• Given records:

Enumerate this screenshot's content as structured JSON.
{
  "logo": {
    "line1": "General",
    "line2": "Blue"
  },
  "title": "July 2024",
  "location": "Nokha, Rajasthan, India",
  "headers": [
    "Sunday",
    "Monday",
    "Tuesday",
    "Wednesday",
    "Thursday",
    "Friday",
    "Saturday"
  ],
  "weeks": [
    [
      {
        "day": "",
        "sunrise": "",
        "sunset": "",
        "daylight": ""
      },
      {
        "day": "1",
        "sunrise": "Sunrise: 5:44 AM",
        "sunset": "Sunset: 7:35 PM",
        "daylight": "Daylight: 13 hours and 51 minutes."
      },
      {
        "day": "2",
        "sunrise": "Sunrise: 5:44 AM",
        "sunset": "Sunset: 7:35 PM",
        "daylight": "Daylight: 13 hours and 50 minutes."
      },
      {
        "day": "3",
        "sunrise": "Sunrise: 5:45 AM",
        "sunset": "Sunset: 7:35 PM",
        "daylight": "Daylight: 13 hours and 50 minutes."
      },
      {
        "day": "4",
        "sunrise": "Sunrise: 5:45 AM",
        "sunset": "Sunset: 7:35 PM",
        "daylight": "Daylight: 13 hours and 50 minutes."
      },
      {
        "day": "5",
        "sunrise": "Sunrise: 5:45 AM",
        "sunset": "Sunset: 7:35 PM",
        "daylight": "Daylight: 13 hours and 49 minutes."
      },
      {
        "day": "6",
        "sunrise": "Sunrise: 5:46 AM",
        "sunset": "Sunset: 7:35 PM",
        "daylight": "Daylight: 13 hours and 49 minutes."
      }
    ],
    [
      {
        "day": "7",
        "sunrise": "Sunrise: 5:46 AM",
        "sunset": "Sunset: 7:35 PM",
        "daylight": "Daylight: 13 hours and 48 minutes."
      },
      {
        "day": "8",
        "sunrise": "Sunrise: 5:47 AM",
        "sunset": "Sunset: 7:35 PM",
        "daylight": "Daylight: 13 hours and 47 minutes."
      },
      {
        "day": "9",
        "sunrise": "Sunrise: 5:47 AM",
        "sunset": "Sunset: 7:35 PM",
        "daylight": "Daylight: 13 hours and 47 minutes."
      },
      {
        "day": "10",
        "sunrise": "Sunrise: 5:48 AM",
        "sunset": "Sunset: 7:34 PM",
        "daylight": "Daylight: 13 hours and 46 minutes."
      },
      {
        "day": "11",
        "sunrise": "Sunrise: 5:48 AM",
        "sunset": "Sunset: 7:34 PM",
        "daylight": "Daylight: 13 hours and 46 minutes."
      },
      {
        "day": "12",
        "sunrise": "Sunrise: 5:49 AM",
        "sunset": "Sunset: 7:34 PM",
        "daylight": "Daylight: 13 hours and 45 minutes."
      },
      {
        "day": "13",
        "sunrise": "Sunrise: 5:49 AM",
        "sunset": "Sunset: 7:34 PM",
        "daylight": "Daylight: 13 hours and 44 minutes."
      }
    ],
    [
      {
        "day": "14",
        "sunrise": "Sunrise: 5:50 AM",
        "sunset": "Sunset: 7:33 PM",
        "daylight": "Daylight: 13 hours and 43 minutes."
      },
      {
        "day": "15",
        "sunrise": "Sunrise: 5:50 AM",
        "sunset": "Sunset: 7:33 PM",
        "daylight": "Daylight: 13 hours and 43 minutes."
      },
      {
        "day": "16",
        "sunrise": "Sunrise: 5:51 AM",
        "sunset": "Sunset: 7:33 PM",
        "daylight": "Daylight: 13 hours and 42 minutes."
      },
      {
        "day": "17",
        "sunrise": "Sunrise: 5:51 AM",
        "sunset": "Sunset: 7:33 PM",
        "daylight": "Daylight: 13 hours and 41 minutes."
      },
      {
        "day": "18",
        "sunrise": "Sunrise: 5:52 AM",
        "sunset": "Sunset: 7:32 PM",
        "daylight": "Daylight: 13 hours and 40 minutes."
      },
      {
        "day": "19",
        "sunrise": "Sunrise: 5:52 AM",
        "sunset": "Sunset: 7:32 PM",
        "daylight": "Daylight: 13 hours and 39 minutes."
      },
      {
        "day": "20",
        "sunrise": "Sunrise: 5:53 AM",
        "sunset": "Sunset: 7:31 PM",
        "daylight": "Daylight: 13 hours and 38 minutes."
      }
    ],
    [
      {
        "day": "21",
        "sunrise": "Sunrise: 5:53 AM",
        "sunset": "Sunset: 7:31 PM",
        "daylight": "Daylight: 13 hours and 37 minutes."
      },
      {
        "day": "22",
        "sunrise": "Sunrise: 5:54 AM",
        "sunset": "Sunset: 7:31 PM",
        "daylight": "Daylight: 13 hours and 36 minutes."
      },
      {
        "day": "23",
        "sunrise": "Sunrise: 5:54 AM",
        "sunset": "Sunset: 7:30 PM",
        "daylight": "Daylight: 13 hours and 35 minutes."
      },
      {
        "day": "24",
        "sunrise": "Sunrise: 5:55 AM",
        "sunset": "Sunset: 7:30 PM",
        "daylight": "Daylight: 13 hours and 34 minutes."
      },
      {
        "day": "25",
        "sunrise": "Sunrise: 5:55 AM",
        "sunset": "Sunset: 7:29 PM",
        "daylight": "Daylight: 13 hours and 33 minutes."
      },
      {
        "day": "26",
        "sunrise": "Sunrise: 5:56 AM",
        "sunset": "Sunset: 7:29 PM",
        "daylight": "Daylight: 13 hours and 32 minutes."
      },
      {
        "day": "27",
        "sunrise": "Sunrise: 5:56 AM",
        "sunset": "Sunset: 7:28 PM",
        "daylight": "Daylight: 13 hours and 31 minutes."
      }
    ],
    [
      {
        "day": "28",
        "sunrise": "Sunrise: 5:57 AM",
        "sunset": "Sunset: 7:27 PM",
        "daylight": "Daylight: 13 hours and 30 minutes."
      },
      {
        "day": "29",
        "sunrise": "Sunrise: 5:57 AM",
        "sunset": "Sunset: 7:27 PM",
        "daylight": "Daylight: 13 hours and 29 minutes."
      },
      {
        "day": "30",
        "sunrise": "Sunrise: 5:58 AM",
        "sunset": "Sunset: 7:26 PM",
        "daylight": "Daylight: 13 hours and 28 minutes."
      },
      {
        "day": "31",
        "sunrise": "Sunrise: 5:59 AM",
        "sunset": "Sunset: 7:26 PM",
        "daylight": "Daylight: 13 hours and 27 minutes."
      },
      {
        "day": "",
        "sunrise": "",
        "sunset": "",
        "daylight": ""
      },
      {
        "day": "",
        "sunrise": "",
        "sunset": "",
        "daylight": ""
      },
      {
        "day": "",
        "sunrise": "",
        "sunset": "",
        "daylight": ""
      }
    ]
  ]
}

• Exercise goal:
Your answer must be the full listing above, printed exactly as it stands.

• Output below:
Enumerate this screenshot's content as structured JSON.
{
  "logo": {
    "line1": "General",
    "line2": "Blue"
  },
  "title": "July 2024",
  "location": "Nokha, Rajasthan, India",
  "headers": [
    "Sunday",
    "Monday",
    "Tuesday",
    "Wednesday",
    "Thursday",
    "Friday",
    "Saturday"
  ],
  "weeks": [
    [
      {
        "day": "",
        "sunrise": "",
        "sunset": "",
        "daylight": ""
      },
      {
        "day": "1",
        "sunrise": "Sunrise: 5:44 AM",
        "sunset": "Sunset: 7:35 PM",
        "daylight": "Daylight: 13 hours and 51 minutes."
      },
      {
        "day": "2",
        "sunrise": "Sunrise: 5:44 AM",
        "sunset": "Sunset: 7:35 PM",
        "daylight": "Daylight: 13 hours and 50 minutes."
      },
      {
        "day": "3",
        "sunrise": "Sunrise: 5:45 AM",
        "sunset": "Sunset: 7:35 PM",
        "daylight": "Daylight: 13 hours and 50 minutes."
      },
      {
        "day": "4",
        "sunrise": "Sunrise: 5:45 AM",
        "sunset": "Sunset: 7:35 PM",
        "daylight": "Daylight: 13 hours and 50 minutes."
      },
      {
        "day": "5",
        "sunrise": "Sunrise: 5:45 AM",
        "sunset": "Sunset: 7:35 PM",
        "daylight": "Daylight: 13 hours and 49 minutes."
      },
      {
        "day": "6",
        "sunrise": "Sunrise: 5:46 AM",
        "sunset": "Sunset: 7:35 PM",
        "daylight": "Daylight: 13 hours and 49 minutes."
      }
    ],
    [
      {
        "day": "7",
        "sunrise": "Sunrise: 5:46 AM",
        "sunset": "Sunset: 7:35 PM",
        "daylight": "Daylight: 13 hours and 48 minutes."
      },
      {
        "day": "8",
        "sunrise": "Sunrise: 5:47 AM",
        "sunset": "Sunset: 7:35 PM",
        "daylight": "Daylight: 13 hours and 47 minutes."
      },
      {
        "day": "9",
        "sunrise": "Sunrise: 5:47 AM",
        "sunset": "Sunset: 7:35 PM",
        "daylight": "Daylight: 13 hours and 47 minutes."
      },
      {
        "day": "10",
        "sunrise": "Sunrise: 5:48 AM",
        "sunset": "Sunset: 7:34 PM",
        "daylight": "Daylight: 13 hours and 46 minutes."
      },
      {
        "day": "11",
        "sunrise": "Sunrise: 5:48 AM",
        "sunset": "Sunset: 7:34 PM",
        "daylight": "Daylight: 13 hours and 46 minutes."
      },
      {
        "day": "12",
        "sunrise": "Sunrise: 5:49 AM",
        "sunset": "Sunset: 7:34 PM",
        "daylight": "Daylight: 13 hours and 45 minutes."
      },
      {
        "day": "13",
        "sunrise": "Sunrise: 5:49 AM",
        "sunset": "Sunset: 7:34 PM",
        "daylight": "Daylight: 13 hours and 44 minutes."
      }
    ],
    [
      {
        "day": "14",
        "sunrise": "Sunrise: 5:50 AM",
        "sunset": "Sunset: 7:33 PM",
        "daylight": "Daylight: 13 hours and 43 minutes."
      },
      {
        "day": "15",
        "sunrise": "Sunrise: 5:50 AM",
        "sunset": "Sunset: 7:33 PM",
        "daylight": "Daylight: 13 hours and 43 minutes."
      },
      {
        "day": "16",
        "sunrise": "Sunrise: 5:51 AM",
        "sunset": "Sunset: 7:33 PM",
        "daylight": "Daylight: 13 hours and 42 minutes."
      },
      {
        "day": "17",
        "sunrise": "Sunrise: 5:51 AM",
        "sunset": "Sunset: 7:33 PM",
        "daylight": "Daylight: 13 hours and 41 minutes."
      },
      {
        "day": "18",
        "sunrise": "Sunrise: 5:52 AM",
        "sunset": "Sunset: 7:32 PM",
        "daylight": "Daylight: 13 hours and 40 minutes."
      },
      {
        "day": "19",
        "sunrise": "Sunrise: 5:52 AM",
        "sunset": "Sunset: 7:32 PM",
        "daylight": "Daylight: 13 hours and 39 minutes."
      },
      {
        "day": "20",
        "sunrise": "Sunrise: 5:53 AM",
        "sunset": "Sunset: 7:31 PM",
        "daylight": "Daylight: 13 hours and 38 minutes."
      }
    ],
    [
      {
        "day": "21",
        "sunrise": "Sunrise: 5:53 AM",
        "sunset": "Sunset: 7:31 PM",
        "daylight": "Daylight: 13 hours and 37 minutes."
      },
      {
        "day": "22",
        "sunrise": "Sunrise: 5:54 AM",
        "sunset": "Sunset: 7:31 PM",
        "daylight": "Daylight: 13 hours and 36 minutes."
      },
      {
        "day": "23",
        "sunrise": "Sunrise: 5:54 AM",
        "sunset": "Sunset: 7:30 PM",
        "daylight": "Daylight: 13 hours and 35 minutes."
      },
      {
        "day": "24",
        "sunrise": "Sunrise: 5:55 AM",
        "sunset": "Sunset: 7:30 PM",
        "daylight": "Daylight: 13 hours and 34 minutes."
      },
      {
        "day": "25",
        "sunrise": "Sunrise: 5:55 AM",
        "sunset": "Sunset: 7:29 PM",
        "daylight": "Daylight: 13 hours and 33 minutes."
      },
      {
        "day": "26",
        "sunrise": "Sunrise: 5:56 AM",
        "sunset": "Sunset: 7:29 PM",
        "daylight": "Daylight: 13 hours and 32 minutes."
      },
      {
        "day": "27",
        "sunrise": "Sunrise: 5:56 AM",
        "sunset": "Sunset: 7:28 PM",
        "daylight": "Daylight: 13 hours and 31 minutes."
      }
    ],
    [
      {
        "day": "28",
        "sunrise": "Sunrise: 5:57 AM",
        "sunset": "Sunset: 7:27 PM",
        "daylight": "Daylight: 13 hours and 30 minutes."
      },
      {
        "day": "29",
        "sunrise": "Sunrise: 5:57 AM",
        "sunset": "Sunset: 7:27 PM",
        "daylight": "Daylight: 13 hours and 29 minutes."
      },
      {
        "day": "30",
        "sunrise": "Sunrise: 5:58 AM",
        "sunset": "Sunset: 7:26 PM",
        "daylight": "Daylight: 13 hours and 28 minutes."
      },
      {
        "day": "31",
        "sunrise": "Sunrise: 5:59 AM",
        "sunset": "Sunset: 7:26 PM",
        "daylight": "Daylight: 13 hours and 27 minutes."
      },
      {
        "day": "",
        "sunrise": "",
        "sunset": "",
        "daylight": ""
      },
      {
        "day": "",
        "sunrise": "",
        "sunset": "",
        "daylight": ""
      },
      {
        "day": "",
        "sunrise": "",
        "sunset": "",
        "daylight": ""
      }
    ]
  ]
}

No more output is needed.